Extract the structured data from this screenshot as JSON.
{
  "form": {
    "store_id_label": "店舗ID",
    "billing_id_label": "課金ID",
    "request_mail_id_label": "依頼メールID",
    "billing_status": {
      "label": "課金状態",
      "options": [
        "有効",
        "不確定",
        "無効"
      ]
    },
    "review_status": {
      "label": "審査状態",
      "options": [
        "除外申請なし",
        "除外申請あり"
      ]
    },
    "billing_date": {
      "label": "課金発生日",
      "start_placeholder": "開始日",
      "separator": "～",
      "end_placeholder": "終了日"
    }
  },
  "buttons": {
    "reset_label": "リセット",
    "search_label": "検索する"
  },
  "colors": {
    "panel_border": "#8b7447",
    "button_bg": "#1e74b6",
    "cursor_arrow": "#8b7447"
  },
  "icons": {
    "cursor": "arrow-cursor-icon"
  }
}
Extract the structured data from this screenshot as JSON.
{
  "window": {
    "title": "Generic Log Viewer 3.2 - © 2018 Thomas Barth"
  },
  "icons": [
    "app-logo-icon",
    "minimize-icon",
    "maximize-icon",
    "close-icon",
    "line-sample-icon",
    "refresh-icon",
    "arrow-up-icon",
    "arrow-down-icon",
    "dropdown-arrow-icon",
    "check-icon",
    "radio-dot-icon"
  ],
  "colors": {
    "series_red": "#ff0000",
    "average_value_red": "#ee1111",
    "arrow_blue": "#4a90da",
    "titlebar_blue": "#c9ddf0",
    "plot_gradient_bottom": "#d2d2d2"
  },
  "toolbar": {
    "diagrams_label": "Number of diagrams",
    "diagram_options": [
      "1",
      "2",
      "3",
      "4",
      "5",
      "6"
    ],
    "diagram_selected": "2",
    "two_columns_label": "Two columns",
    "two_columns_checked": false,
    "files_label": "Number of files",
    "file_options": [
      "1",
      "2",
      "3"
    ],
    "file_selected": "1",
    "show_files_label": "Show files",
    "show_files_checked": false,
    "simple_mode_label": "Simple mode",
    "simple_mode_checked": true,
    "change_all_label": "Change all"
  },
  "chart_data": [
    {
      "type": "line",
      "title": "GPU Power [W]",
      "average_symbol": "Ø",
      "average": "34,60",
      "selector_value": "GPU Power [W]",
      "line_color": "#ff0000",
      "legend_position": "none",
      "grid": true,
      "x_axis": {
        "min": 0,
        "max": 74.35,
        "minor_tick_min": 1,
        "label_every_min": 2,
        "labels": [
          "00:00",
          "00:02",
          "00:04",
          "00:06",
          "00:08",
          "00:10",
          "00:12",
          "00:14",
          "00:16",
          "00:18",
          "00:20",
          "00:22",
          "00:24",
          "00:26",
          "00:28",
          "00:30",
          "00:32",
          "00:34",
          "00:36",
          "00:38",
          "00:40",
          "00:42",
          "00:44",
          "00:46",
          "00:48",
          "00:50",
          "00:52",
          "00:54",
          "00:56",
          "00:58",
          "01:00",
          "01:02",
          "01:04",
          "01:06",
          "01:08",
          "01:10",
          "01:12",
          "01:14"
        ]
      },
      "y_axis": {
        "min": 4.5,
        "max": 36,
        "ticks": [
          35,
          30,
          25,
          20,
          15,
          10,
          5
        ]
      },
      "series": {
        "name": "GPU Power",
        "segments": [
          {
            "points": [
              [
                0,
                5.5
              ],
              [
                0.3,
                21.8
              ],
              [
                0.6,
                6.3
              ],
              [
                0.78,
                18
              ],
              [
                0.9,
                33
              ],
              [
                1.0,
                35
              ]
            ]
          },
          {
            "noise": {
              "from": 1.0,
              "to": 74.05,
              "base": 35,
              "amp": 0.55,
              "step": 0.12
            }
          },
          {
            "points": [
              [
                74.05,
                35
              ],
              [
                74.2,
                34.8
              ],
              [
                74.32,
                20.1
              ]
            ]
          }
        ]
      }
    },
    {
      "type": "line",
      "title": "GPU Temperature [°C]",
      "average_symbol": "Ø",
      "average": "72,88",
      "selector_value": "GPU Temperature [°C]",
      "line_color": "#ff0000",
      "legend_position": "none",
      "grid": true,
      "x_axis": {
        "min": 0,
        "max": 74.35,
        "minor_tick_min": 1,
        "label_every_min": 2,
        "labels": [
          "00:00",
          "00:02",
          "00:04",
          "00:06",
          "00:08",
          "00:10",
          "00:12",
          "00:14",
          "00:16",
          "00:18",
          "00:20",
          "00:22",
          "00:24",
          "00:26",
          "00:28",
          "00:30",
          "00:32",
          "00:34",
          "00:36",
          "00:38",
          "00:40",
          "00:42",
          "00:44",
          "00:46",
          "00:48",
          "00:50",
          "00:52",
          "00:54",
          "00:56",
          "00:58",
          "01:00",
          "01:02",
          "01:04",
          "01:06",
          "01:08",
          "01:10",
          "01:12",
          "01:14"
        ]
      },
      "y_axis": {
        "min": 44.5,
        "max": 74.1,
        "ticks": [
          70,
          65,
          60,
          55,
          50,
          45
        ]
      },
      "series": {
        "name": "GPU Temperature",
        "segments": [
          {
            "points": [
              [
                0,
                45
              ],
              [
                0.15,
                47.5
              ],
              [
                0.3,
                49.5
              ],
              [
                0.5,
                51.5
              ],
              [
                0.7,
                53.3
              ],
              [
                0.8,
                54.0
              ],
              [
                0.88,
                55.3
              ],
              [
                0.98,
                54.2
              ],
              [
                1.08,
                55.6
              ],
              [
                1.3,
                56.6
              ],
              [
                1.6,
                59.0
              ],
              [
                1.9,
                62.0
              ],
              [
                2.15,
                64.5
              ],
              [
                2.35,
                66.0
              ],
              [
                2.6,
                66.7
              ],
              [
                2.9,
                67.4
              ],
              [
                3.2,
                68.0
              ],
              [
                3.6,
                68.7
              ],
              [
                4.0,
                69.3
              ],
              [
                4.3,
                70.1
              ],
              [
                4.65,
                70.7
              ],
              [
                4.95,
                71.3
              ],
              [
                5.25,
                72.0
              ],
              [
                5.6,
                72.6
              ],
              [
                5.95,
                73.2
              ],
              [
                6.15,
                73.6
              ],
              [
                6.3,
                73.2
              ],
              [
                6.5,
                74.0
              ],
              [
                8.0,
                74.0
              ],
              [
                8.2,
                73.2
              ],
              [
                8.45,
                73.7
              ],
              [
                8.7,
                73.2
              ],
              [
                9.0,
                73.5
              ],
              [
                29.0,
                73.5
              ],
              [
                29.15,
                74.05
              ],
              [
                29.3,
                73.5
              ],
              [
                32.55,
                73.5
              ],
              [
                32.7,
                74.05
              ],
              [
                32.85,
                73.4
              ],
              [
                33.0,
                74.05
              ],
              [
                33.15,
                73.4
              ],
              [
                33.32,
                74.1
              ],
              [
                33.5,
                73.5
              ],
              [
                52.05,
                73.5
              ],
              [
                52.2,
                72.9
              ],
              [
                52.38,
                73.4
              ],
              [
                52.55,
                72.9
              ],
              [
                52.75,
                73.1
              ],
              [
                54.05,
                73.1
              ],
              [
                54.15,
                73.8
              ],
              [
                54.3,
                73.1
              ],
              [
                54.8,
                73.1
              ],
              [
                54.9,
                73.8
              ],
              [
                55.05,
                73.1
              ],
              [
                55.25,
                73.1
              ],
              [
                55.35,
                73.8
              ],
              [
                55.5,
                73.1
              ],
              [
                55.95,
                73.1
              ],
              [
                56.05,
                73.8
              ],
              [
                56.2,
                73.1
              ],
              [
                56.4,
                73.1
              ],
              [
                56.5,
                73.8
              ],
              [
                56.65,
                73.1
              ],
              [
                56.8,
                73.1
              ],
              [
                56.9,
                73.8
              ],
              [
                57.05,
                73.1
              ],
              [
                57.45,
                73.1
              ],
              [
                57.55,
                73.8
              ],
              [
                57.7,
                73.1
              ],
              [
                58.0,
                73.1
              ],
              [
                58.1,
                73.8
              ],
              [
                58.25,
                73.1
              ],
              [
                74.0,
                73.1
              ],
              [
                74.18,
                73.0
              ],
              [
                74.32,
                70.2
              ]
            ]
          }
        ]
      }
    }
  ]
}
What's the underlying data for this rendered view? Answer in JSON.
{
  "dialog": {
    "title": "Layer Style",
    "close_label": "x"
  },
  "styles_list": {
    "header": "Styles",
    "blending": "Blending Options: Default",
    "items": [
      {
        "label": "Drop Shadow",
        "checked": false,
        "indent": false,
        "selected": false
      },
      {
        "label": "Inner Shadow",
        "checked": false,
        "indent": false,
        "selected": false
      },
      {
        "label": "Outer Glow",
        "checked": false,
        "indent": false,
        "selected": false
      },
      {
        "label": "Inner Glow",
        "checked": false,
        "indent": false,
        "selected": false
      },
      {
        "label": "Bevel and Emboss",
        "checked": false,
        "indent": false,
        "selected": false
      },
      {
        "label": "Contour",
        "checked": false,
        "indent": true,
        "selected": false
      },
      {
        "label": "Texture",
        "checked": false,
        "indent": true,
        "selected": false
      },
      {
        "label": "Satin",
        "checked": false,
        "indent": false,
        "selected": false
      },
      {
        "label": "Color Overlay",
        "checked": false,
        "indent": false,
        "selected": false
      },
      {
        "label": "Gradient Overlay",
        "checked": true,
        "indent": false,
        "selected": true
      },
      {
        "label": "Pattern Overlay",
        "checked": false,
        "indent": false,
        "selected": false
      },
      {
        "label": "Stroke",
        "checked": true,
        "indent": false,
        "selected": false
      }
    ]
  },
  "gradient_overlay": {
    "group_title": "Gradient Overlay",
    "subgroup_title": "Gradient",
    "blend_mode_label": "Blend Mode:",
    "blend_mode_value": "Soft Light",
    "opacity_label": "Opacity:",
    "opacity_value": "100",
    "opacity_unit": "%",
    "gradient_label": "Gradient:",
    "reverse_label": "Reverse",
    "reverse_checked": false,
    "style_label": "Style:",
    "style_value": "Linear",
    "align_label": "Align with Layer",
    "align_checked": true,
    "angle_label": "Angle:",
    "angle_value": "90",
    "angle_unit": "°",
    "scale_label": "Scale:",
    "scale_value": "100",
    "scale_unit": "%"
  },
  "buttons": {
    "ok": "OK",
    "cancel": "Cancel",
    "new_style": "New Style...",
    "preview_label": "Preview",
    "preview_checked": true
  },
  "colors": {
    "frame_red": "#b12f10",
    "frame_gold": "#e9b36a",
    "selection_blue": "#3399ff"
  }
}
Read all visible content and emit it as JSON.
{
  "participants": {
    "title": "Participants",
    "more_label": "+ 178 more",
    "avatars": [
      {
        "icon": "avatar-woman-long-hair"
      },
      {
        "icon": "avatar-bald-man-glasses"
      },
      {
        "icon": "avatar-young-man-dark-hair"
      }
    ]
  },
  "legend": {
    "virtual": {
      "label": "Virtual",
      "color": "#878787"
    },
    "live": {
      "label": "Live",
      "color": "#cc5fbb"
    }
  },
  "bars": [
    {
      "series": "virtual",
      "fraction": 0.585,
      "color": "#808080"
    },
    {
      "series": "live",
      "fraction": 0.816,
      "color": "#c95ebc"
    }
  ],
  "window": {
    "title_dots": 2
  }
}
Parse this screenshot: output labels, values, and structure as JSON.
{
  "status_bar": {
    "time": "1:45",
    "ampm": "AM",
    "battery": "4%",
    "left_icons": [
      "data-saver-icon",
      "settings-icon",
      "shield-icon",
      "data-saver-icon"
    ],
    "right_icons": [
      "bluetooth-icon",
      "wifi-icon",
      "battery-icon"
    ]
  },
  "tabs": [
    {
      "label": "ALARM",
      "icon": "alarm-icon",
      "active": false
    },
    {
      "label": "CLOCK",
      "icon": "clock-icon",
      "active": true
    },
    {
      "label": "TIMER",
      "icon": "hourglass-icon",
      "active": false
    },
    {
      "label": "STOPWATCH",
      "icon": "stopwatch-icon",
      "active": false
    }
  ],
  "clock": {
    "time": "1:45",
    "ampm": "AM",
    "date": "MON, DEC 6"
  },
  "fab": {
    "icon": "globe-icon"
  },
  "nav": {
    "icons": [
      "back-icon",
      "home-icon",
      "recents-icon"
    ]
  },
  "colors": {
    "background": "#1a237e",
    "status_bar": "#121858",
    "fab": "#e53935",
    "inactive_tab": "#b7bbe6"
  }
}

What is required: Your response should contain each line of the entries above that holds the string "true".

Written response:
    "simple_mode_checked": true,
      "grid": true,
      "grid": true,
        "indent": true,
        "indent": true,
        "checked": true,
        "selected": true
        "checked": true,
    "align_checked": true,
    "preview_checked": true
      "active": true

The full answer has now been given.